§ ENTRIES SUPPLIED:
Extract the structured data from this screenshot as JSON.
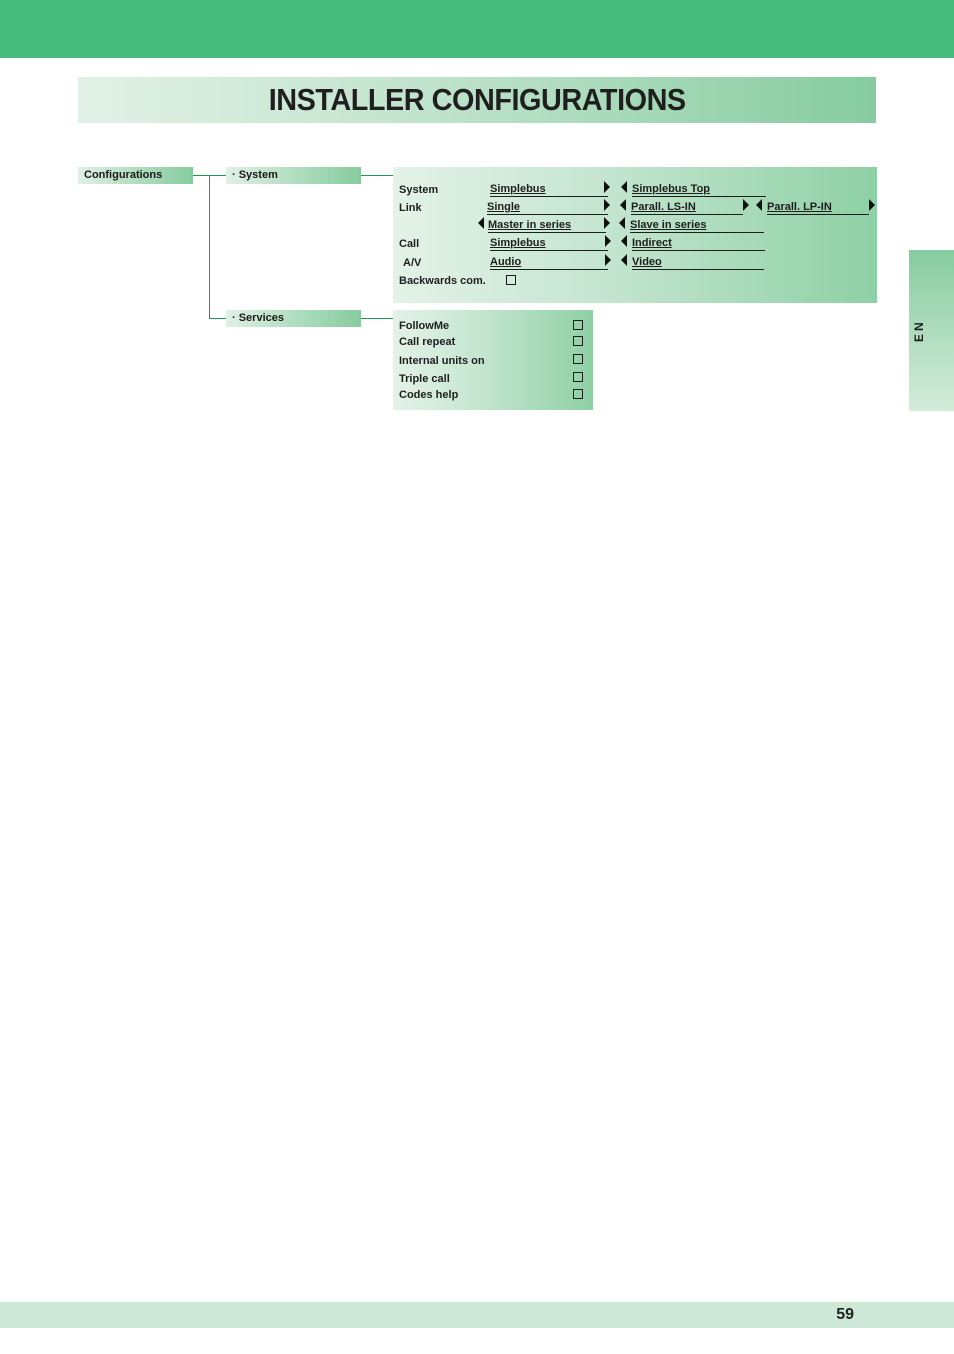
{
  "page": {
    "title": "INSTALLER CONFIGURATIONS",
    "language_tab": "EN",
    "page_number": "59"
  },
  "tree": {
    "root": "Configurations",
    "system_node": "· System",
    "services_node": "· Services"
  },
  "system_panel": {
    "rows": [
      {
        "label": "System",
        "options": [
          "Simplebus",
          "Simplebus Top"
        ]
      },
      {
        "label": "Link",
        "options": [
          "Single",
          "Parall. LS-IN",
          "Parall. LP-IN"
        ]
      },
      {
        "label": "",
        "options": [
          "Master in series",
          "Slave in series"
        ]
      },
      {
        "label": "Call",
        "options": [
          "Simplebus",
          "Indirect"
        ]
      },
      {
        "label": "A/V",
        "options": [
          "Audio",
          "Video"
        ]
      },
      {
        "label": "Backwards com.",
        "checkbox": true
      }
    ]
  },
  "services_panel": {
    "items": [
      {
        "label": "FollowMe",
        "checked": false
      },
      {
        "label": "Call repeat",
        "checked": false
      },
      {
        "label": "Internal units on",
        "checked": false
      },
      {
        "label": "Triple call",
        "checked": false
      },
      {
        "label": "Codes help",
        "checked": false
      }
    ]
  },
  "colors": {
    "brand_green": "#45bb7e",
    "connector_green": "#1e9a50",
    "footer_band": "#cde8d6"
  }
}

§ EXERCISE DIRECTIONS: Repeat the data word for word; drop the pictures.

§ RESPONSE BOX:
Extract the structured data from this screenshot as JSON.
{
  "page": {
    "title": "INSTALLER CONFIGURATIONS",
    "language_tab": "EN",
    "page_number": "59"
  },
  "tree": {
    "root": "Configurations",
    "system_node": "· System",
    "services_node": "· Services"
  },
  "system_panel": {
    "rows": [
      {
        "label": "System",
        "options": [
          "Simplebus",
          "Simplebus Top"
        ]
      },
      {
        "label": "Link",
        "options": [
          "Single",
          "Parall. LS-IN",
          "Parall. LP-IN"
        ]
      },
      {
        "label": "",
        "options": [
          "Master in series",
          "Slave in series"
        ]
      },
      {
        "label": "Call",
        "options": [
          "Simplebus",
          "Indirect"
        ]
      },
      {
        "label": "A/V",
        "options": [
          "Audio",
          "Video"
        ]
      },
      {
        "label": "Backwards com.",
        "checkbox": true
      }
    ]
  },
  "services_panel": {
    "items": [
      {
        "label": "FollowMe",
        "checked": false
      },
      {
        "label": "Call repeat",
        "checked": false
      },
      {
        "label": "Internal units on",
        "checked": false
      },
      {
        "label": "Triple call",
        "checked": false
      },
      {
        "label": "Codes help",
        "checked": false
      }
    ]
  },
  "colors": {
    "brand_green": "#45bb7e",
    "connector_green": "#1e9a50",
    "footer_band": "#cde8d6"
  }
}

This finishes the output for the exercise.